■ What is needed
Copy all of the entries that follow, exactly.
::: Data shown :::
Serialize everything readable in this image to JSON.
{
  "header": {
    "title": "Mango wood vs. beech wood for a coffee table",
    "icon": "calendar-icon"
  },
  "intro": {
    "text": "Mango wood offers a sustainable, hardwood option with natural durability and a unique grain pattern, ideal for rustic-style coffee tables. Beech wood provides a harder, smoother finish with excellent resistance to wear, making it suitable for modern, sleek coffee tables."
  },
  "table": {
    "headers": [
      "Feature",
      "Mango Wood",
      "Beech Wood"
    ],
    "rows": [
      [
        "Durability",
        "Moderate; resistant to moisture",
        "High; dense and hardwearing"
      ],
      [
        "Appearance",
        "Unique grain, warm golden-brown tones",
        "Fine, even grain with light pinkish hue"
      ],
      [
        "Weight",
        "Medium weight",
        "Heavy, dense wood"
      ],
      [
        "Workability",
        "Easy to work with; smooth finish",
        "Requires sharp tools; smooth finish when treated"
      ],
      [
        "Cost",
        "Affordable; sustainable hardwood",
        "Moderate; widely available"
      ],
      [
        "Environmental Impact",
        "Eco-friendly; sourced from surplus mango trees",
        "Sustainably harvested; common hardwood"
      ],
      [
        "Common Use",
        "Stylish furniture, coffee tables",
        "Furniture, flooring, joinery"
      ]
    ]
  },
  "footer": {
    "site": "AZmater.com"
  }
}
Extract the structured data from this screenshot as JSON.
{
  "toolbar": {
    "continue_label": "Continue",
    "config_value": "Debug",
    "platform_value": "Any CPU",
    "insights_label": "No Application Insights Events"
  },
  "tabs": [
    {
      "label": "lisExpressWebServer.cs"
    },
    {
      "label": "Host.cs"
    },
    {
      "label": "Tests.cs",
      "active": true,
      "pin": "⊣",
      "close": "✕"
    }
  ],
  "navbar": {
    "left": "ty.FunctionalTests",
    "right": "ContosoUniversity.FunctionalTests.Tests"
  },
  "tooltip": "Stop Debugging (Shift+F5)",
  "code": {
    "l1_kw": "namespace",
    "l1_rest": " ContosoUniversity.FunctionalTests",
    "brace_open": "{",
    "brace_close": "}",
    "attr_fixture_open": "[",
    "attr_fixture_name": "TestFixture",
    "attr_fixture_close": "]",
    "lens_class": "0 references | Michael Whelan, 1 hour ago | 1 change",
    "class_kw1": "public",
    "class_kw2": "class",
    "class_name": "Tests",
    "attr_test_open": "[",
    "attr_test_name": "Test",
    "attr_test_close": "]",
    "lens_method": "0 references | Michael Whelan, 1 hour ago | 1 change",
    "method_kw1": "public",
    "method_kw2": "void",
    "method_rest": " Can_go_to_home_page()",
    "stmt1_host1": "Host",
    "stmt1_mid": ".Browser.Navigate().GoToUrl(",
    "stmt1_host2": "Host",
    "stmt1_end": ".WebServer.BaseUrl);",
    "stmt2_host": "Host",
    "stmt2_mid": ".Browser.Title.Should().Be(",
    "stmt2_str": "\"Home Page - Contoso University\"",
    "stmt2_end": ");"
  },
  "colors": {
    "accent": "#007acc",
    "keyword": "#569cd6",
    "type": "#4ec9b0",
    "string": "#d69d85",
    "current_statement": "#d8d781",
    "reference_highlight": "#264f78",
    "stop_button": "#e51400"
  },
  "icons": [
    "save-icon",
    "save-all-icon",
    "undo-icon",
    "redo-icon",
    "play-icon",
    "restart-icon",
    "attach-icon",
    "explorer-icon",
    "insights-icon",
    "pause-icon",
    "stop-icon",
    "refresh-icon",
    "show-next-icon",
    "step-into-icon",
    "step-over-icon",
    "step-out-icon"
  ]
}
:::
■ Reply to the exercise
Serialize everything readable in this image to JSON.
{
  "header": {
    "title": "Mango wood vs. beech wood for a coffee table",
    "icon": "calendar-icon"
  },
  "intro": {
    "text": "Mango wood offers a sustainable, hardwood option with natural durability and a unique grain pattern, ideal for rustic-style coffee tables. Beech wood provides a harder, smoother finish with excellent resistance to wear, making it suitable for modern, sleek coffee tables."
  },
  "table": {
    "headers": [
      "Feature",
      "Mango Wood",
      "Beech Wood"
    ],
    "rows": [
      [
        "Durability",
        "Moderate; resistant to moisture",
        "High; dense and hardwearing"
      ],
      [
        "Appearance",
        "Unique grain, warm golden-brown tones",
        "Fine, even grain with light pinkish hue"
      ],
      [
        "Weight",
        "Medium weight",
        "Heavy, dense wood"
      ],
      [
        "Workability",
        "Easy to work with; smooth finish",
        "Requires sharp tools; smooth finish when treated"
      ],
      [
        "Cost",
        "Affordable; sustainable hardwood",
        "Moderate; widely available"
      ],
      [
        "Environmental Impact",
        "Eco-friendly; sourced from surplus mango trees",
        "Sustainably harvested; common hardwood"
      ],
      [
        "Common Use",
        "Stylish furniture, coffee tables",
        "Furniture, flooring, joinery"
      ]
    ]
  },
  "footer": {
    "site": "AZmater.com"
  }
}
Extract the structured data from this screenshot as JSON.
{
  "toolbar": {
    "continue_label": "Continue",
    "config_value": "Debug",
    "platform_value": "Any CPU",
    "insights_label": "No Application Insights Events"
  },
  "tabs": [
    {
      "label": "lisExpressWebServer.cs"
    },
    {
      "label": "Host.cs"
    },
    {
      "label": "Tests.cs",
      "active": true,
      "pin": "⊣",
      "close": "✕"
    }
  ],
  "navbar": {
    "left": "ty.FunctionalTests",
    "right": "ContosoUniversity.FunctionalTests.Tests"
  },
  "tooltip": "Stop Debugging (Shift+F5)",
  "code": {
    "l1_kw": "namespace",
    "l1_rest": " ContosoUniversity.FunctionalTests",
    "brace_open": "{",
    "brace_close": "}",
    "attr_fixture_open": "[",
    "attr_fixture_name": "TestFixture",
    "attr_fixture_close": "]",
    "lens_class": "0 references | Michael Whelan, 1 hour ago | 1 change",
    "class_kw1": "public",
    "class_kw2": "class",
    "class_name": "Tests",
    "attr_test_open": "[",
    "attr_test_name": "Test",
    "attr_test_close": "]",
    "lens_method": "0 references | Michael Whelan, 1 hour ago | 1 change",
    "method_kw1": "public",
    "method_kw2": "void",
    "method_rest": " Can_go_to_home_page()",
    "stmt1_host1": "Host",
    "stmt1_mid": ".Browser.Navigate().GoToUrl(",
    "stmt1_host2": "Host",
    "stmt1_end": ".WebServer.BaseUrl);",
    "stmt2_host": "Host",
    "stmt2_mid": ".Browser.Title.Should().Be(",
    "stmt2_str": "\"Home Page - Contoso University\"",
    "stmt2_end": ");"
  },
  "colors": {
    "accent": "#007acc",
    "keyword": "#569cd6",
    "type": "#4ec9b0",
    "string": "#d69d85",
    "current_statement": "#d8d781",
    "reference_highlight": "#264f78",
    "stop_button": "#e51400"
  },
  "icons": [
    "save-icon",
    "save-all-icon",
    "undo-icon",
    "redo-icon",
    "play-icon",
    "restart-icon",
    "attach-icon",
    "explorer-icon",
    "insights-icon",
    "pause-icon",
    "stop-icon",
    "refresh-icon",
    "show-next-icon",
    "step-into-icon",
    "step-over-icon",
    "step-out-icon"
  ]
}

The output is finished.